**Excerpts from an interface dataset**
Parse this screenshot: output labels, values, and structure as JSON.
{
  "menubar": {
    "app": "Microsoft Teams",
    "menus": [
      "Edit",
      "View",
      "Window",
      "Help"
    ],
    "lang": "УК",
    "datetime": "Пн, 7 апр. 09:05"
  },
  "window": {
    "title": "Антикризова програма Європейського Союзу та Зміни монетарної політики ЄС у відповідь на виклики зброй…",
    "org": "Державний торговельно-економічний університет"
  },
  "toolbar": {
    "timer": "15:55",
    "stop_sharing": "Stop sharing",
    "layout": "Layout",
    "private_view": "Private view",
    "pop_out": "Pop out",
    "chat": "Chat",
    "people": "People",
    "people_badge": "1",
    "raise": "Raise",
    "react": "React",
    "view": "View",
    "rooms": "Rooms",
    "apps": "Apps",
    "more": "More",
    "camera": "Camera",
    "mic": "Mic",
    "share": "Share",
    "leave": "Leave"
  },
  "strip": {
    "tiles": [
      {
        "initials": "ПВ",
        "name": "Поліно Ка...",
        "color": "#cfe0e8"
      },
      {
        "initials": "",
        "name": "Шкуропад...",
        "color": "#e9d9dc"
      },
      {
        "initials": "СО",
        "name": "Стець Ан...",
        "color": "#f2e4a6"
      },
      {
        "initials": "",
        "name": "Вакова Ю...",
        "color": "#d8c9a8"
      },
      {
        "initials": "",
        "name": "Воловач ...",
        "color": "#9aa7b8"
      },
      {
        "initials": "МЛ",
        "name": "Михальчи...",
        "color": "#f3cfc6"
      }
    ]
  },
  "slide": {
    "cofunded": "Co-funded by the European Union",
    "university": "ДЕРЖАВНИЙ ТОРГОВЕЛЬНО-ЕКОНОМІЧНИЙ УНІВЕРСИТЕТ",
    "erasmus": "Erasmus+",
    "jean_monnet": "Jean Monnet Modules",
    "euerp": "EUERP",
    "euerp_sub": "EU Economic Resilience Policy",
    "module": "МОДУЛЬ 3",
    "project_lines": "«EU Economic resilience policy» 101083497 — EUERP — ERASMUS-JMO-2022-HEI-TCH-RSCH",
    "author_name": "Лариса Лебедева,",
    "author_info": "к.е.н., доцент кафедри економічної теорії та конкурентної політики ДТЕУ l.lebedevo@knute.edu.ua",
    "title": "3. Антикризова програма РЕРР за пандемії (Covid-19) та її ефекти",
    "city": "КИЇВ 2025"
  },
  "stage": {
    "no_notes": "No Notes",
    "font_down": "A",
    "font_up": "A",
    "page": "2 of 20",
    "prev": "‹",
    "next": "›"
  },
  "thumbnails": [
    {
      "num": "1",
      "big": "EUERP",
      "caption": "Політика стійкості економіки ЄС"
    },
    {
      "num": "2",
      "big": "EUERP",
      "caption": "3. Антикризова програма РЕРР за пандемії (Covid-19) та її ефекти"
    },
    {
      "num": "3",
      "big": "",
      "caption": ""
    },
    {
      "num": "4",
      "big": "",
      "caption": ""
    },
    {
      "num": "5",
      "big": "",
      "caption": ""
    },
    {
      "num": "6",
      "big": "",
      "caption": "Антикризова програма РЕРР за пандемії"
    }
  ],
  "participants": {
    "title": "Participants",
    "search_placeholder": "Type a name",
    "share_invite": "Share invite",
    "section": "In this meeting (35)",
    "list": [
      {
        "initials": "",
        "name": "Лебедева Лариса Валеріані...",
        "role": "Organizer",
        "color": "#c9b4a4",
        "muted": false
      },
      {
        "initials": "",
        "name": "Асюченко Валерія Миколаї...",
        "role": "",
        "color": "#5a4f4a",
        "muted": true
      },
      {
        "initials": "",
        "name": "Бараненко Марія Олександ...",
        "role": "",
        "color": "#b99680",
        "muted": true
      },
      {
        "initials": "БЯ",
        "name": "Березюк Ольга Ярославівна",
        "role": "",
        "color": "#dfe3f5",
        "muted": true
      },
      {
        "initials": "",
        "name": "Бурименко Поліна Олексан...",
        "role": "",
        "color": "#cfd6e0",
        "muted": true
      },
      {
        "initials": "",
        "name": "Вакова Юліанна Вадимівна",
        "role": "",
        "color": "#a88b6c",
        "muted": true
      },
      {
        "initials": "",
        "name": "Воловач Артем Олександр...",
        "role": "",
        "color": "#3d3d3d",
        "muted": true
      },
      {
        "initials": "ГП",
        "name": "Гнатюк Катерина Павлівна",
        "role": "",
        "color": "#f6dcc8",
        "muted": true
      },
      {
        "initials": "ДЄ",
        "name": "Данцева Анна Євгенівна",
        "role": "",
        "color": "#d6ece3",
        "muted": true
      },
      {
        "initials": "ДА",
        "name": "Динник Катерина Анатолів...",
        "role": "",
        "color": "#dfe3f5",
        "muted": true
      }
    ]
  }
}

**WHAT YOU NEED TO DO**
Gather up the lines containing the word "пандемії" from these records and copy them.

**RESPONSE TO THIS TASK**
    "title": "3. Антикризова програма РЕРР за пандемії (Covid-19) та її ефекти",
      "caption": "3. Антикризова програма РЕРР за пандемії (Covid-19) та її ефекти"
      "caption": "Антикризова програма РЕРР за пандемії"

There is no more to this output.